To hold a person in contempt, the order must be in writing and must also be definitive; otherwise it lacks the certainty required to punish through a proceeding regarded as criminal or quasi criminal. What is “contempt of court?” When a party is ordered to do something and fails to do it, the other party can file a Contempt of Court Order to Show Cause.
The Judge then determines if the party is in contempt of a court order. If a party is found in contempt, the Judge will sentence as appropriate. The punishment can include, fine, community service and imprisonment. The “accused” is afforded constitutional guarantees, including the right to remain silent and a right to a jury trial.
However, the federal right to a jury trial applies if the court punishes multiple charges of civil contempt with a jail term longer than six months. Thus, if the court is empowered with the option of imposing a sentence longer than six months, it must permit the defendant to have a trial by jury.
California contempt of court in divorce cases is generally criminal proceedings and courts. Since contempt of court petition are criminal in nature, they carry with them both the criminal burden of proof (beyond a reasonable doubt) and the right to a jury trial if a possible jail sentence could be over 6 months.
For example, I am defending a client who has been accused of violating 81 counts of separate visitation incidents pursuant to a court order. Because each count is punishable in California of up to 5 days, he could be sentenced to over 6 months and he has a right to a jury trial.
Disobedience of a court order may be punished only if the order meets several prerequisites beyond a reasonable doubt. The order must be valid and within the court’s power to enter. The terms of the court order must be specific and narrowly drawn. The court must be in writing and either filed with the clerk or entered in the court’s minutes. The accused must have had knowledge of the order and had the ability to comply with the order along with doing it willfully.
Orders enforceable by contempt in divorce proceedings: (1) Support orders: child, spousal and family support orders based on obligation arising out of marriage and parentage. They are not money judgments in civil actions for the payment of a “debt” within the meaning of the constitutional guaranty against imprisonment for debt. Child support, spousal and family support orders are deemed to be law-imposed obligation and are thus enforceable by the court’s contempt powers.
(2) Child Custody and Visitation Orders: these orders do not impose a “debt” obligation. The court may invoke its contempt power against a parent who unjustifiably interferes with the other parent’s court-ordered visitation rights or violates an injunction restraining relocation with the children. (3) Attorney’s fees: fees and costs are awardable by statue in marital proceedings. The award is based on a law-imposed obligation (not arising out of a money judgment for a “debt” and thus is enforceable by contempt.)
(4) Property Division: a spouse who refuses to relinquish a specific item of property or to pay over a portion of a specific fund of money pursuant to a community property division order is subject to enforcement by contempt. (5) Restraining orders or Protective Orders: the court may invoke its contempt power to compel compliance with valid protective and restraining orders issued in a domestic relations proceedings. Additionally, in California, the crime would be a misdemeanor, Penal Code section 273.6.

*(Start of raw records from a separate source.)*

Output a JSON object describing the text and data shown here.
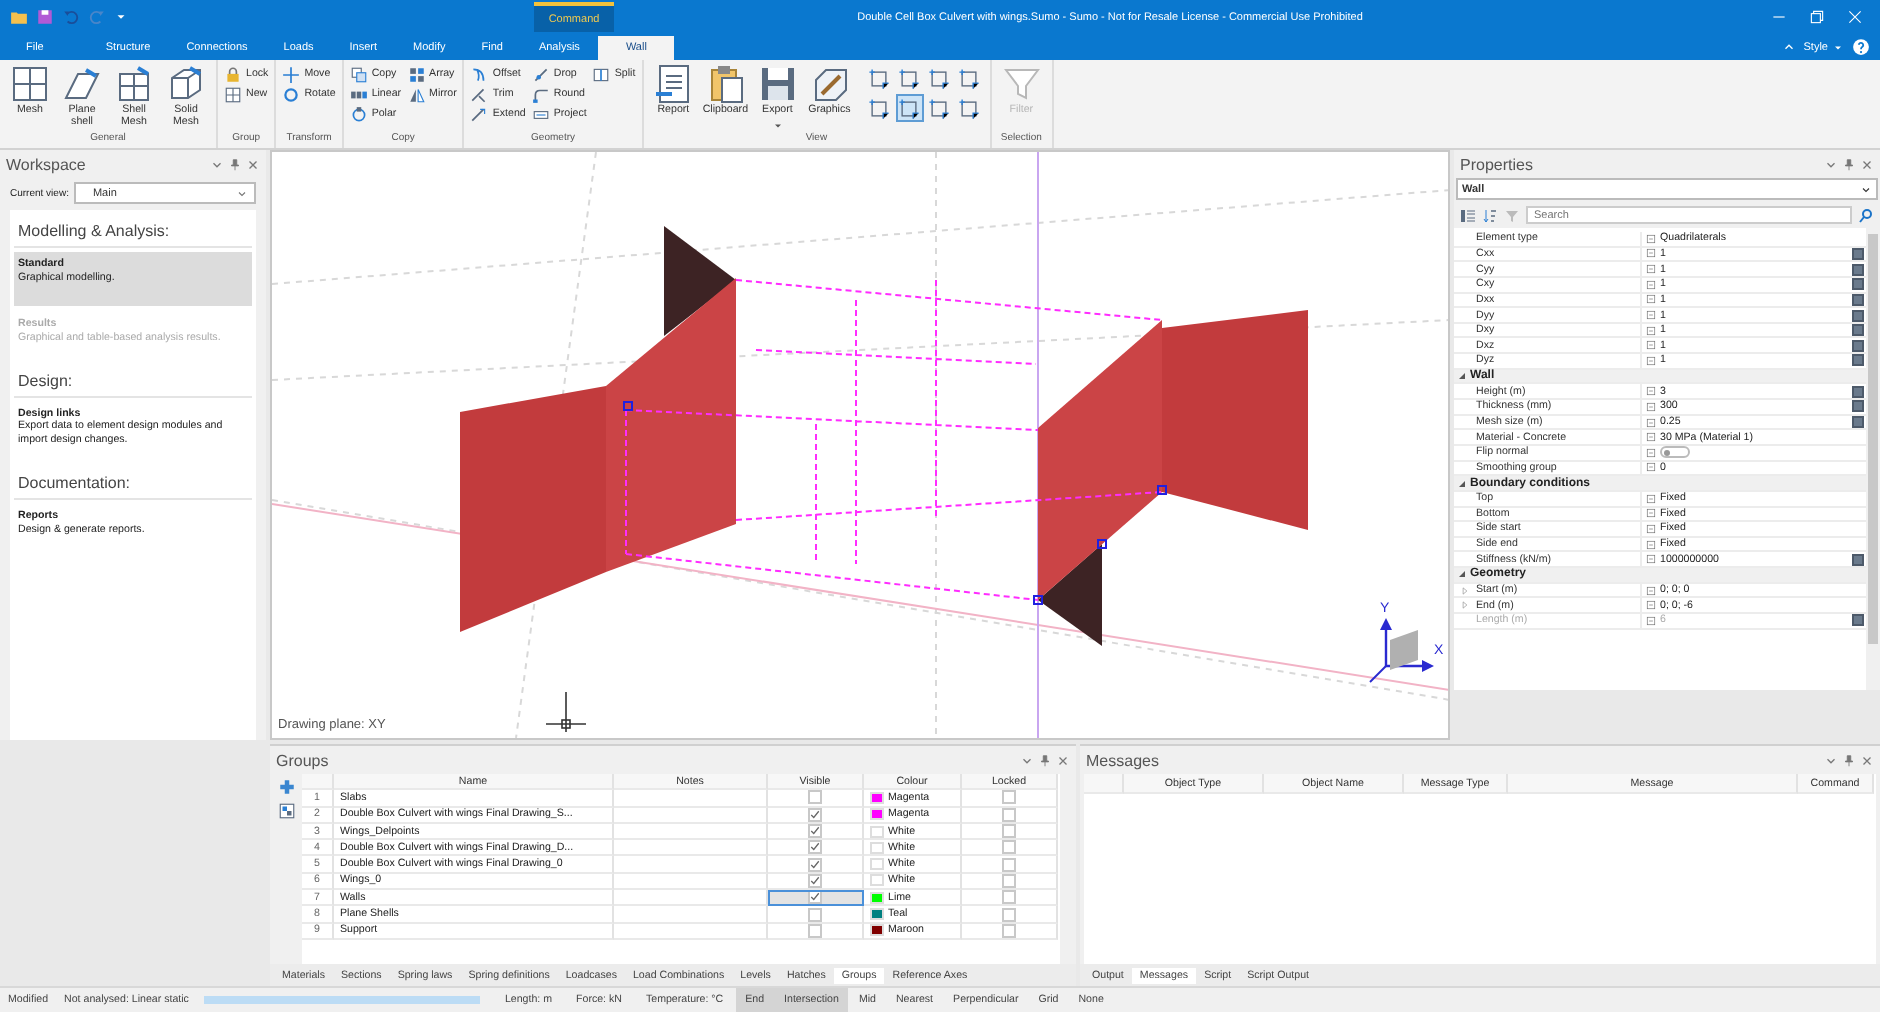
{
  "titlebar": {
    "title": "Double Cell Box Culvert with wings.Sumo - Sumo - Not for Resale License - Commercial Use Prohibited",
    "context_tab": "Command"
  },
  "menu_tabs": [
    {
      "label": "File",
      "selected": false
    },
    {
      "label": "Structure",
      "selected": false
    },
    {
      "label": "Connections",
      "selected": false
    },
    {
      "label": "Loads",
      "selected": false
    },
    {
      "label": "Insert",
      "selected": false
    },
    {
      "label": "Modify",
      "selected": false
    },
    {
      "label": "Find",
      "selected": false
    },
    {
      "label": "Analysis",
      "selected": false
    },
    {
      "label": "Wall",
      "selected": true
    }
  ],
  "style_menu": "Style",
  "ribbon": {
    "groups": [
      {
        "label": "General",
        "buttons": [
          {
            "kind": "large",
            "label": "Mesh",
            "disabled": false,
            "dropdown": false
          },
          {
            "kind": "large",
            "label": "Plane shell",
            "disabled": false,
            "dropdown": false
          },
          {
            "kind": "large",
            "label": "Shell Mesh",
            "disabled": false,
            "dropdown": false
          },
          {
            "kind": "large",
            "label": "Solid Mesh",
            "disabled": false,
            "dropdown": false
          }
        ]
      },
      {
        "label": "Group",
        "buttons": [
          {
            "kind": "small",
            "label": "Lock",
            "disabled": false
          },
          {
            "kind": "small",
            "label": "New",
            "disabled": false
          }
        ]
      },
      {
        "label": "Transform",
        "buttons": [
          {
            "kind": "small",
            "label": "Move",
            "disabled": false
          },
          {
            "kind": "small",
            "label": "Rotate",
            "disabled": false
          }
        ]
      },
      {
        "label": "Copy",
        "buttons": [
          {
            "kind": "small",
            "label": "Copy",
            "disabled": false
          },
          {
            "kind": "small",
            "label": "Linear",
            "disabled": false
          },
          {
            "kind": "small",
            "label": "Polar",
            "disabled": false
          },
          {
            "kind": "small",
            "label": "Array",
            "disabled": false
          },
          {
            "kind": "small",
            "label": "Mirror",
            "disabled": false
          }
        ]
      },
      {
        "label": "Geometry",
        "buttons": [
          {
            "kind": "small",
            "label": "Offset",
            "disabled": false
          },
          {
            "kind": "small",
            "label": "Trim",
            "disabled": false
          },
          {
            "kind": "small",
            "label": "Extend",
            "disabled": false
          },
          {
            "kind": "small",
            "label": "Drop",
            "disabled": false
          },
          {
            "kind": "small",
            "label": "Round",
            "disabled": false
          },
          {
            "kind": "small",
            "label": "Project",
            "disabled": false
          },
          {
            "kind": "small",
            "label": "Split",
            "disabled": false
          }
        ]
      },
      {
        "label": "View",
        "buttons": [
          {
            "kind": "large",
            "label": "Report",
            "disabled": false,
            "dropdown": false
          },
          {
            "kind": "large",
            "label": "Clipboard",
            "disabled": false,
            "dropdown": false
          },
          {
            "kind": "large",
            "label": "Export",
            "disabled": false,
            "dropdown": true
          },
          {
            "kind": "large",
            "label": "Graphics",
            "disabled": false,
            "dropdown": false
          },
          {
            "kind": "icon",
            "selected": false
          },
          {
            "kind": "icon",
            "selected": false
          },
          {
            "kind": "icon",
            "selected": false
          },
          {
            "kind": "icon",
            "selected": true
          },
          {
            "kind": "icon",
            "selected": false
          },
          {
            "kind": "icon",
            "selected": false
          },
          {
            "kind": "icon",
            "selected": false
          },
          {
            "kind": "icon",
            "selected": false
          }
        ]
      },
      {
        "label": "Selection",
        "buttons": [
          {
            "kind": "large",
            "label": "Filter",
            "disabled": true,
            "dropdown": false
          }
        ]
      }
    ]
  },
  "workspace": {
    "title": "Workspace",
    "current_view_label": "Current view:",
    "current_view": "Main",
    "sections": [
      {
        "heading": "Modelling & Analysis:",
        "items": [
          {
            "title": "Standard",
            "description": "Graphical modelling.",
            "selected": true,
            "disabled": false
          },
          {
            "title": "Results",
            "description": "Graphical and table-based analysis results.",
            "selected": false,
            "disabled": true
          }
        ]
      },
      {
        "heading": "Design:",
        "items": [
          {
            "title": "Design links",
            "description": "Export data to element design modules and import design changes.",
            "selected": false,
            "disabled": false
          }
        ]
      },
      {
        "heading": "Documentation:",
        "items": [
          {
            "title": "Reports",
            "description": "Design & generate reports.",
            "selected": false,
            "disabled": false
          }
        ]
      }
    ]
  },
  "viewport": {
    "drawing_plane": "Drawing plane: XY",
    "axis_labels": [
      "Y",
      "X"
    ]
  },
  "properties": {
    "title": "Properties",
    "object": "Wall",
    "search_placeholder": "Search",
    "sections": [
      {
        "rows": [
          {
            "name": "Element type",
            "value": "Quadrilaterals",
            "button": false
          },
          {
            "name": "Cxx",
            "value": "1",
            "button": true
          },
          {
            "name": "Cyy",
            "value": "1",
            "button": true
          },
          {
            "name": "Cxy",
            "value": "1",
            "button": true
          },
          {
            "name": "Dxx",
            "value": "1",
            "button": true
          },
          {
            "name": "Dyy",
            "value": "1",
            "button": true
          },
          {
            "name": "Dxy",
            "value": "1",
            "button": true
          },
          {
            "name": "Dxz",
            "value": "1",
            "button": true
          },
          {
            "name": "Dyz",
            "value": "1",
            "button": true
          }
        ]
      },
      {
        "title": "Wall",
        "expanded": true,
        "rows": [
          {
            "name": "Height (m)",
            "value": "3",
            "button": true
          },
          {
            "name": "Thickness (mm)",
            "value": "300",
            "button": true
          },
          {
            "name": "Mesh size (m)",
            "value": "0.25",
            "button": true
          },
          {
            "name": "Material - Concrete",
            "value": "30 MPa (Material 1)",
            "button": false
          },
          {
            "name": "Flip normal",
            "kind": "toggle",
            "on": false,
            "button": false
          },
          {
            "name": "Smoothing group",
            "value": "0",
            "button": false
          }
        ]
      },
      {
        "title": "Boundary conditions",
        "expanded": true,
        "rows": [
          {
            "name": "Top",
            "value": "Fixed",
            "button": false
          },
          {
            "name": "Bottom",
            "value": "Fixed",
            "button": false
          },
          {
            "name": "Side start",
            "value": "Fixed",
            "button": false
          },
          {
            "name": "Side end",
            "value": "Fixed",
            "button": false
          },
          {
            "name": "Stiffness (kN/m)",
            "value": "1000000000",
            "button": true
          }
        ]
      },
      {
        "title": "Geometry",
        "expanded": true,
        "rows": [
          {
            "name": "Start (m)",
            "value": "0; 0; 0",
            "button": false,
            "expandable": true
          },
          {
            "name": "End (m)",
            "value": "0; 0; -6",
            "button": false,
            "expandable": true
          },
          {
            "name": "Length (m)",
            "value": "6",
            "button": true,
            "disabled": true
          }
        ]
      }
    ]
  },
  "groups_panel": {
    "title": "Groups",
    "columns": [
      "Name",
      "Notes",
      "Visible",
      "Colour",
      "Locked"
    ],
    "rows": [
      {
        "index": "1",
        "name": "Slabs",
        "visible": false,
        "colour": "Magenta",
        "color": "#ff00ff",
        "locked": false,
        "selected": false
      },
      {
        "index": "2",
        "name": "Double Box Culvert with wings Final Drawing_S...",
        "visible": true,
        "colour": "Magenta",
        "color": "#ff00ff",
        "locked": false,
        "selected": false
      },
      {
        "index": "3",
        "name": "Wings_Delpoints",
        "visible": true,
        "colour": "White",
        "color": "#ffffff",
        "locked": false,
        "selected": false
      },
      {
        "index": "4",
        "name": "Double Box Culvert with wings Final Drawing_D...",
        "visible": true,
        "colour": "White",
        "color": "#ffffff",
        "locked": false,
        "selected": false
      },
      {
        "index": "5",
        "name": "Double Box Culvert with wings Final Drawing_0",
        "visible": true,
        "colour": "White",
        "color": "#ffffff",
        "locked": false,
        "selected": false
      },
      {
        "index": "6",
        "name": "Wings_0",
        "visible": true,
        "colour": "White",
        "color": "#ffffff",
        "locked": false,
        "selected": false
      },
      {
        "index": "7",
        "name": "Walls",
        "visible": true,
        "colour": "Lime",
        "color": "#00ff00",
        "locked": false,
        "selected": true
      },
      {
        "index": "8",
        "name": "Plane Shells",
        "visible": false,
        "colour": "Teal",
        "color": "#008080",
        "locked": false,
        "selected": false
      },
      {
        "index": "9",
        "name": "Support",
        "visible": false,
        "colour": "Maroon",
        "color": "#800000",
        "locked": false,
        "selected": false
      }
    ]
  },
  "left_tabs": [
    {
      "label": "Materials",
      "selected": false
    },
    {
      "label": "Sections",
      "selected": false
    },
    {
      "label": "Spring laws",
      "selected": false
    },
    {
      "label": "Spring definitions",
      "selected": false
    },
    {
      "label": "Loadcases",
      "selected": false
    },
    {
      "label": "Load Combinations",
      "selected": false
    },
    {
      "label": "Levels",
      "selected": false
    },
    {
      "label": "Hatches",
      "selected": false
    },
    {
      "label": "Groups",
      "selected": true
    },
    {
      "label": "Reference Axes",
      "selected": false
    }
  ],
  "messages": {
    "title": "Messages",
    "columns": [
      "Object Type",
      "Object Name",
      "Message Type",
      "Message",
      "Command"
    ]
  },
  "right_tabs": [
    {
      "label": "Output",
      "selected": false
    },
    {
      "label": "Messages",
      "selected": true
    },
    {
      "label": "Script",
      "selected": false
    },
    {
      "label": "Script Output",
      "selected": false
    }
  ],
  "status_bar": {
    "items": [
      "Modified",
      "Not analysed: Linear static"
    ],
    "progress": {
      "level": 1
    },
    "units": [
      "Length: m",
      "Force: kN",
      "Temperature: °C"
    ],
    "snaps": [
      {
        "label": "End",
        "on": true
      },
      {
        "label": "Intersection",
        "on": true
      },
      {
        "label": "Mid",
        "on": false
      },
      {
        "label": "Nearest",
        "on": false
      },
      {
        "label": "Perpendicular",
        "on": false
      },
      {
        "label": "Grid",
        "on": false
      },
      {
        "label": "None",
        "on": false
      }
    ]
  }
}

There is a remedy for those who have not received their child, spousal support or other orders not complied with in your divorce. Filing a contempt action in a divorce action is complicated and will require an experience attorney. Additionally, if you have been served with a contempt affidavit, this must be taken seriously since the penalties could be incarceration.
Any questions or concerns, feel free to email me at firstname.lastname@example.org or call my office at 310-601-7144.